(Data about app and page elements)
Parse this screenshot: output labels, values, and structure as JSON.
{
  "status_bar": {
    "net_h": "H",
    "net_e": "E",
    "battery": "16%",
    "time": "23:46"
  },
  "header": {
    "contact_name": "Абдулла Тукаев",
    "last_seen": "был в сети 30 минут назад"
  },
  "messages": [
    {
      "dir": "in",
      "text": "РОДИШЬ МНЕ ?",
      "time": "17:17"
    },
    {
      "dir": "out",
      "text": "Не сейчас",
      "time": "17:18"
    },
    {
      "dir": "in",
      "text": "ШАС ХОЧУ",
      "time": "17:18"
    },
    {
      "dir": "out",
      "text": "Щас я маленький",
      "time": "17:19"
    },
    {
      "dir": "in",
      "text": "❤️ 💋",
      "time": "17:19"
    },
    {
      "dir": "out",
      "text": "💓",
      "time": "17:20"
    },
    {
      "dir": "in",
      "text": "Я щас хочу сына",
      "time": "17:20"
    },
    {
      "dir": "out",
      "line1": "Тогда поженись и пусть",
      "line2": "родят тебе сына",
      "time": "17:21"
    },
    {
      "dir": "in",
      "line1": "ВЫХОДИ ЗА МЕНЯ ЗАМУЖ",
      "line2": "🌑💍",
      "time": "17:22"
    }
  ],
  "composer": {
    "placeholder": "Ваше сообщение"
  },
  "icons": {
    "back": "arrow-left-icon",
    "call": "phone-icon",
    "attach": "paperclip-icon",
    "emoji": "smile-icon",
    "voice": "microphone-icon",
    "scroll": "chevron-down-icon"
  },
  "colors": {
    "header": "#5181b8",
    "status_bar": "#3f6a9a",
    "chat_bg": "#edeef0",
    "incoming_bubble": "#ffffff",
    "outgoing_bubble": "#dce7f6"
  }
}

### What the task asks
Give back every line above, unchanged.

### Completed exercise
Parse this screenshot: output labels, values, and structure as JSON.
{
  "status_bar": {
    "net_h": "H",
    "net_e": "E",
    "battery": "16%",
    "time": "23:46"
  },
  "header": {
    "contact_name": "Абдулла Тукаев",
    "last_seen": "был в сети 30 минут назад"
  },
  "messages": [
    {
      "dir": "in",
      "text": "РОДИШЬ МНЕ ?",
      "time": "17:17"
    },
    {
      "dir": "out",
      "text": "Не сейчас",
      "time": "17:18"
    },
    {
      "dir": "in",
      "text": "ШАС ХОЧУ",
      "time": "17:18"
    },
    {
      "dir": "out",
      "text": "Щас я маленький",
      "time": "17:19"
    },
    {
      "dir": "in",
      "text": "❤️ 💋",
      "time": "17:19"
    },
    {
      "dir": "out",
      "text": "💓",
      "time": "17:20"
    },
    {
      "dir": "in",
      "text": "Я щас хочу сына",
      "time": "17:20"
    },
    {
      "dir": "out",
      "line1": "Тогда поженись и пусть",
      "line2": "родят тебе сына",
      "time": "17:21"
    },
    {
      "dir": "in",
      "line1": "ВЫХОДИ ЗА МЕНЯ ЗАМУЖ",
      "line2": "🌑💍",
      "time": "17:22"
    }
  ],
  "composer": {
    "placeholder": "Ваше сообщение"
  },
  "icons": {
    "back": "arrow-left-icon",
    "call": "phone-icon",
    "attach": "paperclip-icon",
    "emoji": "smile-icon",
    "voice": "microphone-icon",
    "scroll": "chevron-down-icon"
  },
  "colors": {
    "header": "#5181b8",
    "status_bar": "#3f6a9a",
    "chat_bg": "#edeef0",
    "incoming_bubble": "#ffffff",
    "outgoing_bubble": "#dce7f6"
  }
}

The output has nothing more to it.